So when our competitors learn that we get our strategic guidance from a toothless gypsy lady – and we happily tell everyone this – they’re just thinking: just how do we deal with this? How do we predict their behavior? Clearly we could do any insane thing.
It’s more fun than you can imagine.
So On Trend Right Now
Anyway the Tom Goodwin talk was in a WeWork space in the city. There were signs everywhere about pop-up this and that. Barbers, massage, and … oh yes:
In true hipster tradition, can I just make the claim that we were into strategic tarot way back in 2009 when it was underground, marn. And now it’s mainstream. We’ll have to find something else for our soothsaying needs. Animal sacrifices or haruspicy seem kinda violent, is there a vegetarian version of those? I’ll get back to you about that, don’t tell anyone at McKinsey.
I’m turning over your tarot cards and what’s this?
It’s the Four of Wands, a very solid omen that your future business will be a success! But wait, what have we here?
It’s the Page of Pentacles, signifying that your success will only happen if you subscribe to the weekly free Motivation For Sceptics email story. A useful new story like this one every Tuesday, with realistic ideas on how to lift your business game and no empty Nine-Steps-To-Success-style motivational drivel. Plus (turns over final card) … ah the Book Publishing Emperor.
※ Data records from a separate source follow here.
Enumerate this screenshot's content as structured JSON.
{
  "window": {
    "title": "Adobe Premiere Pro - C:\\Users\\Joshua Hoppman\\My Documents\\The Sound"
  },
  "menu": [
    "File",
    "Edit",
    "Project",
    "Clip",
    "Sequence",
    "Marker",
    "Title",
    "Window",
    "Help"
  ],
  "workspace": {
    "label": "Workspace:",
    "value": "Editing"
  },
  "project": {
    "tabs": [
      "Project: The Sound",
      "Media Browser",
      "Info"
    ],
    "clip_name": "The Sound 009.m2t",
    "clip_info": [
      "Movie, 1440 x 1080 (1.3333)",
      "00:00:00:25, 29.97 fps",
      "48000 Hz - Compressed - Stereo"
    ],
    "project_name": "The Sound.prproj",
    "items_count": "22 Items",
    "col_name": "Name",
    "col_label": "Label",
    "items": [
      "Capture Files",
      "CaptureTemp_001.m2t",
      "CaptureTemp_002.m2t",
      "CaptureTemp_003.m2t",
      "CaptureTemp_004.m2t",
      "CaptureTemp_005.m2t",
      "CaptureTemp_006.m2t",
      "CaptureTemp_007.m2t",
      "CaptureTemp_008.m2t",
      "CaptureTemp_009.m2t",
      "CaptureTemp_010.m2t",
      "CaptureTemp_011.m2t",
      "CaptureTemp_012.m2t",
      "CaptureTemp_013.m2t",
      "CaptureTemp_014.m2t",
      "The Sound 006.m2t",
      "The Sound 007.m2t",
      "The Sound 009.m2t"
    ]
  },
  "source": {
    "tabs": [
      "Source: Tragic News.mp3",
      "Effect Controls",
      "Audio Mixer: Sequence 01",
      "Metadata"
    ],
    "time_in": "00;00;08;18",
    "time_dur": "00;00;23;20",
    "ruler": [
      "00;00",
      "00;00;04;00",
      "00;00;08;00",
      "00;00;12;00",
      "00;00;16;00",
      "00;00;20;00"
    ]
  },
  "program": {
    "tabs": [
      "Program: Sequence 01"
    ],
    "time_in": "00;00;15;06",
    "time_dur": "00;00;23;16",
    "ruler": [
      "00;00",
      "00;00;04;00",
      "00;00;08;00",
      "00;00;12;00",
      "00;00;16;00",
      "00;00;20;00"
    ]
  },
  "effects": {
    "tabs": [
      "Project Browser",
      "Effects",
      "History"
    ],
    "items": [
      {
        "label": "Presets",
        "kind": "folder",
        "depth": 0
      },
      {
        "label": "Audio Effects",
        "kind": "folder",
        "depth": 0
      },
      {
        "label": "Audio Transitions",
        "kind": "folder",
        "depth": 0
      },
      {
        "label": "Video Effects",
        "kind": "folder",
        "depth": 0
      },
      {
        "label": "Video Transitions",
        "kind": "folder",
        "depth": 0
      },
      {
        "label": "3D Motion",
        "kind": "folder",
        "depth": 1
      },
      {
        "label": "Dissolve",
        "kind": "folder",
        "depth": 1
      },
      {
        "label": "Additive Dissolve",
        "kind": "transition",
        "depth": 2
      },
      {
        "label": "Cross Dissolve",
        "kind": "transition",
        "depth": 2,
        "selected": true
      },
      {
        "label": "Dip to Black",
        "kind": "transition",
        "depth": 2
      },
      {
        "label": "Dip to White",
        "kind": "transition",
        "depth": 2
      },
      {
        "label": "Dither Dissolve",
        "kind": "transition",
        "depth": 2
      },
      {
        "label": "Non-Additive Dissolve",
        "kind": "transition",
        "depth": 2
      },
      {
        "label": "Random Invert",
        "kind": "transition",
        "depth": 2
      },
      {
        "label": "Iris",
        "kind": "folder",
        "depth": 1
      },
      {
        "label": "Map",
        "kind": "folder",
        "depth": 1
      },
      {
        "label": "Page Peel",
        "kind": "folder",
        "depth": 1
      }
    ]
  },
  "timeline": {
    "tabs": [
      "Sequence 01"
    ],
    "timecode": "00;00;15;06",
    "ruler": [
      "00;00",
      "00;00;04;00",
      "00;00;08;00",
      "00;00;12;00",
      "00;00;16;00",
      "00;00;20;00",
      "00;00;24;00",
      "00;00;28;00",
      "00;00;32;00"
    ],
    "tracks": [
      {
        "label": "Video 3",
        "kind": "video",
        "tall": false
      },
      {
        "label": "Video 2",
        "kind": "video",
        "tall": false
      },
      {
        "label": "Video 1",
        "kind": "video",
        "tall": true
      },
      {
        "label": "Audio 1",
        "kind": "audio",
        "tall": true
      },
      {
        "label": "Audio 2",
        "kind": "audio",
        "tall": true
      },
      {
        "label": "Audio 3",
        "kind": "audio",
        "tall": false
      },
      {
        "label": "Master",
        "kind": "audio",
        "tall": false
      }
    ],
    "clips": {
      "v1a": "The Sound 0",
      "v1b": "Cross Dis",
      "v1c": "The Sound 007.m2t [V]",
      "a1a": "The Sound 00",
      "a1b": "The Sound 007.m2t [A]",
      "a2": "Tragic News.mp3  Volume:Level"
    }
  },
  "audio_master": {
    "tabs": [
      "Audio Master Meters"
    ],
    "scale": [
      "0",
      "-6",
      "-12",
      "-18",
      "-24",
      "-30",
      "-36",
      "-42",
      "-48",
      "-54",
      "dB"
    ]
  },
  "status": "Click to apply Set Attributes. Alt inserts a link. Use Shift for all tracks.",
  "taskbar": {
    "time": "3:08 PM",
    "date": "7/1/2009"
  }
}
The Emperor (actually it’s their sales director) won’t let me put my book out until my subscriber numbers hit critical mass (“you need to be more like The Barefoot Investor”). So subscribe now and nice things will happen to both of us.